“With pickle being such a craveable food, we are excited to hear the response from our pickle lovers and think everyone will be pleasantly surprised by the unique, refreshing taste of a pickle-flavored sparkling wine cocktail,” Lizzy Goodman, Claussen’s brand manager, said in the press release.
According to 2019 sales data, Claussen has been the best-selling pickle brand in the U.S.
While a relatively novel idea, other brands have tapped the flavor for alcoholic beverages. San Antonio brewery Martin House debuted a pickle-flavored IPA last year.
— Chris Casey
Tombstone raises the bar
Born in a Wisconsin bar 65 years ago, Tombstone pizza is going back to its roots.
The Nestlé-owned brand is paying homage to its founding with a pizza it describes as an “unapologetic, over-the-top bold flavor experience” that features bar snack favorites all on one buttery, crispy crust.

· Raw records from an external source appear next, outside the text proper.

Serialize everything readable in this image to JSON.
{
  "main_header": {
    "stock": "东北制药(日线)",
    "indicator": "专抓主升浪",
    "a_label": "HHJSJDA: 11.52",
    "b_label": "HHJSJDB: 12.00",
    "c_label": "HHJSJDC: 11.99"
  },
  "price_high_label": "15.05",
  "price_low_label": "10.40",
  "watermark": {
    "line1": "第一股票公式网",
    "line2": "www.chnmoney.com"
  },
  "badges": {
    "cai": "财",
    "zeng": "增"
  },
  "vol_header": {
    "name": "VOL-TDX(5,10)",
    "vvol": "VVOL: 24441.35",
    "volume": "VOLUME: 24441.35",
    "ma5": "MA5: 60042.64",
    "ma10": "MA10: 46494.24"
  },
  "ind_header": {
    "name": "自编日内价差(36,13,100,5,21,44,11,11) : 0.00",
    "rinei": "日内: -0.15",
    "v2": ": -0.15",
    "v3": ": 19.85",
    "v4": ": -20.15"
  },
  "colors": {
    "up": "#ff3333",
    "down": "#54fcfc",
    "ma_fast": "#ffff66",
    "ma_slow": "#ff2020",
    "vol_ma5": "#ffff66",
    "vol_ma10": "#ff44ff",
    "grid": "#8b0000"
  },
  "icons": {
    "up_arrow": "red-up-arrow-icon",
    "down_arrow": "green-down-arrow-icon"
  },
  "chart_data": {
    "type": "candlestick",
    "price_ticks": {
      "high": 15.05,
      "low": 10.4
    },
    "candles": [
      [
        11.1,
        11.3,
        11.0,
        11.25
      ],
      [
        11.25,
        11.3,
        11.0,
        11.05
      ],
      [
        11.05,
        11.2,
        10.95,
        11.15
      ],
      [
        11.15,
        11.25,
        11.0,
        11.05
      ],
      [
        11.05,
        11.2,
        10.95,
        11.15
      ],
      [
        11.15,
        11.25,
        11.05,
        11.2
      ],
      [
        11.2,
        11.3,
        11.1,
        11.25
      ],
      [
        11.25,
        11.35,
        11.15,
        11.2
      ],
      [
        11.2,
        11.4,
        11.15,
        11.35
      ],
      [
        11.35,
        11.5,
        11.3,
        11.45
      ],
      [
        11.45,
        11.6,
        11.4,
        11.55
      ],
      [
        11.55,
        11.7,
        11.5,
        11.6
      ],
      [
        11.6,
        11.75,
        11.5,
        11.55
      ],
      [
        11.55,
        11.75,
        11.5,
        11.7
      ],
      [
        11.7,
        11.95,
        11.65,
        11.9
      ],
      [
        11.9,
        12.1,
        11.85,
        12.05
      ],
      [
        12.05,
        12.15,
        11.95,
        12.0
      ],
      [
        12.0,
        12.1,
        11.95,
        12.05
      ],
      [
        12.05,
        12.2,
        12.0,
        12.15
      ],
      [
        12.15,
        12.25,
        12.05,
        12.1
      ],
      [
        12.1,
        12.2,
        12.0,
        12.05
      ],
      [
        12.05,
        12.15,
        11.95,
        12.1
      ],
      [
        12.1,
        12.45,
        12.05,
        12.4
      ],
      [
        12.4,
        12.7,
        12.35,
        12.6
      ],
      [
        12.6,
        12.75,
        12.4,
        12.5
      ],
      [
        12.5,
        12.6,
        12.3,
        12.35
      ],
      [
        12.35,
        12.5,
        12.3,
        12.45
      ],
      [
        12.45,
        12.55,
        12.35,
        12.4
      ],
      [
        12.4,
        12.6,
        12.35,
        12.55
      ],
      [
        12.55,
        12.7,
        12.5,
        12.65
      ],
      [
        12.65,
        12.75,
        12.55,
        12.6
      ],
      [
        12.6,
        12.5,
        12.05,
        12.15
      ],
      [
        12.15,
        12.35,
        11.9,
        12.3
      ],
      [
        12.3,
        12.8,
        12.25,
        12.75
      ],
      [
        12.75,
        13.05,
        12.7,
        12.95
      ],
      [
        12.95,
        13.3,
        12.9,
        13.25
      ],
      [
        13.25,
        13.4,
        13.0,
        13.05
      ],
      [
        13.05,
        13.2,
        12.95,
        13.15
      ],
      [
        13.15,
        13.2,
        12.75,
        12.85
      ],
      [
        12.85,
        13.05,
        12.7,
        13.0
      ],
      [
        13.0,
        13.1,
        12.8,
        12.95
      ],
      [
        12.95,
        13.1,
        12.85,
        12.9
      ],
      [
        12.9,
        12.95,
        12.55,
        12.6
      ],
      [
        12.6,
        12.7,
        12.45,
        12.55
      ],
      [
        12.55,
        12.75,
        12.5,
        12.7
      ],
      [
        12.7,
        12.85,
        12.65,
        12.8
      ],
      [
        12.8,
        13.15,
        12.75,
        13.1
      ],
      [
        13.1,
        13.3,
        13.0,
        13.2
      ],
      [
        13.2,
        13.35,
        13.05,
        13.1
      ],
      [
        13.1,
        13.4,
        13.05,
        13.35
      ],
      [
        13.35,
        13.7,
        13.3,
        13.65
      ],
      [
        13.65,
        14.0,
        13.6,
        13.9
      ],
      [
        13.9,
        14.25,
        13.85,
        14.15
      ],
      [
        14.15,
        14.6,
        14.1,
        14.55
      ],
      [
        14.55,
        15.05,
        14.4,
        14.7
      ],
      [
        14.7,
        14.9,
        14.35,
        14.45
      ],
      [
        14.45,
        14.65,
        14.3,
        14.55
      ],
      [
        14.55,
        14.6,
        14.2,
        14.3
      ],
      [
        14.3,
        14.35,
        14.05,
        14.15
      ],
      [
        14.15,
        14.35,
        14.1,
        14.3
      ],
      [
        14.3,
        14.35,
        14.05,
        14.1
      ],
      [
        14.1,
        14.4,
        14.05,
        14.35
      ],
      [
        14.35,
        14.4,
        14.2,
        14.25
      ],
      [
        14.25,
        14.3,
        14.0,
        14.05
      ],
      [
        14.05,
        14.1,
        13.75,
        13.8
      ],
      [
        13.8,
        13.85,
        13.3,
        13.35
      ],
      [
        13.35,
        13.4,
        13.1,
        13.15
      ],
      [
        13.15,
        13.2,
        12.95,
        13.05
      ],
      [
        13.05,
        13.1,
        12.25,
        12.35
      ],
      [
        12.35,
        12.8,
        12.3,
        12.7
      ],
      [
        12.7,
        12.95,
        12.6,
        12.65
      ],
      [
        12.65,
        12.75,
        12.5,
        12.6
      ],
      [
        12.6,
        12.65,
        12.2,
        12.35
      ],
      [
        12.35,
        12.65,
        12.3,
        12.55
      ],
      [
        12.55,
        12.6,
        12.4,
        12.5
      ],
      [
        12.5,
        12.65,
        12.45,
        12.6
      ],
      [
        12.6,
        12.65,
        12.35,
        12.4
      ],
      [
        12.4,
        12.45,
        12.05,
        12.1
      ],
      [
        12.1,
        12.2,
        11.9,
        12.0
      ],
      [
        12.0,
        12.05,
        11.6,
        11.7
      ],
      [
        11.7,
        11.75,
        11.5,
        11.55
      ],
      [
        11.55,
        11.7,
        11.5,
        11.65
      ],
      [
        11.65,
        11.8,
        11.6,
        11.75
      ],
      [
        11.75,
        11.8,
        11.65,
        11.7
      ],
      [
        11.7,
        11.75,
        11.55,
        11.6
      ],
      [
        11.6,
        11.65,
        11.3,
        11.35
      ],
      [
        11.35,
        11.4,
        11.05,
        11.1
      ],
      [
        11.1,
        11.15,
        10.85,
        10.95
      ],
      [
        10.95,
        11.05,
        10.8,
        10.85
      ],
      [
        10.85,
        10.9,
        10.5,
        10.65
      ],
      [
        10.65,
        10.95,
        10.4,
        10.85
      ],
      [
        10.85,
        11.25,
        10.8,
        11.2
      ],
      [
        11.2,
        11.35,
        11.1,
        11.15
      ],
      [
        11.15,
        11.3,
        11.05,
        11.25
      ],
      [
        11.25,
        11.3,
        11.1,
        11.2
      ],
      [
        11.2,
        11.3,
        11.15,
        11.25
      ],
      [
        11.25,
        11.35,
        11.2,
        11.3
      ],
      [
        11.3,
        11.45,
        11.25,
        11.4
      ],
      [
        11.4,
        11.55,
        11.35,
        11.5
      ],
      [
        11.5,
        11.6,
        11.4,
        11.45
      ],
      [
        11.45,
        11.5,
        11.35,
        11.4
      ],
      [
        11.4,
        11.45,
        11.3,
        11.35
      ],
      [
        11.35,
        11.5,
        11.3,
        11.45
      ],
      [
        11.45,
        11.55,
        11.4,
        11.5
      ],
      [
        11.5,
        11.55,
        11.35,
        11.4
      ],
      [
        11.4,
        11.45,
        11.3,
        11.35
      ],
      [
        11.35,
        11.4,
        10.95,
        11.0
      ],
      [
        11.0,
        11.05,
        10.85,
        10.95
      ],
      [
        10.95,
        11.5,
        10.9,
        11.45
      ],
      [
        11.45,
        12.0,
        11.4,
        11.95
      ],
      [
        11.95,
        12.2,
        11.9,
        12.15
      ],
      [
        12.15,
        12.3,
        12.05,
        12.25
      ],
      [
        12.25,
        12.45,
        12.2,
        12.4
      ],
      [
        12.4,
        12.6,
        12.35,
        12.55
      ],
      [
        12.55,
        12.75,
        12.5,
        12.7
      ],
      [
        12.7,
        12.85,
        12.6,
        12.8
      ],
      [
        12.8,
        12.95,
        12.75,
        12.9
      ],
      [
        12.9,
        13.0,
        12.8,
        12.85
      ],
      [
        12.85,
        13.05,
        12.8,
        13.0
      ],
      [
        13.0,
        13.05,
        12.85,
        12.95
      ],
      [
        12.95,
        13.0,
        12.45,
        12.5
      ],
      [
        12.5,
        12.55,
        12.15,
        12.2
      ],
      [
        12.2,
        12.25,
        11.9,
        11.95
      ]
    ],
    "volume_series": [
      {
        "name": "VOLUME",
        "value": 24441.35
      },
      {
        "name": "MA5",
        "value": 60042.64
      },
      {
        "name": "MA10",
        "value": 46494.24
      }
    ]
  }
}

The Tombstone Bar Snacks pizza is topped with mozzarella sticks, fried pickles and fried onions before it’s finished with spicy jalapeno slices and nacho cheese sauce.
To get a slice of the unique pizza and celebrate International Beer Day on August 4, Tombstone is giving away a select number of Bar Snacks Pizzas to consumers who enter online for a chance to win.
"We're doubling down on our born-in-a-bar heritage with this pizza," Neil Morrissey, Nestlé’s marketing brand manager, said in a statement. "The Bar Snacks Pizza uniquely captures the spirit of everyone's favorite bar in a way that only Tombstone Pizza can deliver."
Nestlé is no stranger to taking one of its popular pizza brands and rolling out a limited-time twist as it does frequently under its popular DiGiorno brand.
Last year, DiGiorno offered up ice cream cones made from its Croissant Crust, a bestselling variety with a base of the buttery pastry that debuted in 2020.
It also debuted the DiGiornut, a doughnut stuffed with mozzarella cheese, topped with signature DiGiorno sauce and more cheese, and decked out with favorite pizza toppings.
— Christopher Doering
Applegate expands into the breakfast category
Applegate digs into its natural and organic roots and enters the handheld frozen breakfast category.
The New Jersey-based natural and organic meat brand has entered the breakfast arena, with the launch of frittata bites, which will be the U.S.’s first and only certified humane frozen egg bites, according to the company.
The new product is part of an exclusive launch with Sprouts and will be available in the frozen aisle of the grocery store.
“As we looked at the egg bite category, we noticed a 100% natural egg bite didn't exist that met our high standards, so we set out to create it ourselves," said Joseph O'Connor, President of Applegate in the company release.
Nearly 40% of US shoppers find the frozen breakfast category “too processed”, according to Mintel’s 2022 research on frozen breakfast in the U.S., and Applegate is looking to shift that sentiment.
The high protein breakfast on the go will come in two flavors — true to Applegate’s roots — uncured bacon and chicken sausage, red pepper and onion. "What goes better with bacon and breakfast sausage than eggs?” said O’Connor.
The bites will come in a box of four bites and retail for $9.99.
The company said that this launch represents a shift for them. Having previously “led food movements including organic and meat raised without antibiotics,” the company is looking to bring that same sentiment to this new space in the breakfast category,the company said.
— Elizabeth Flood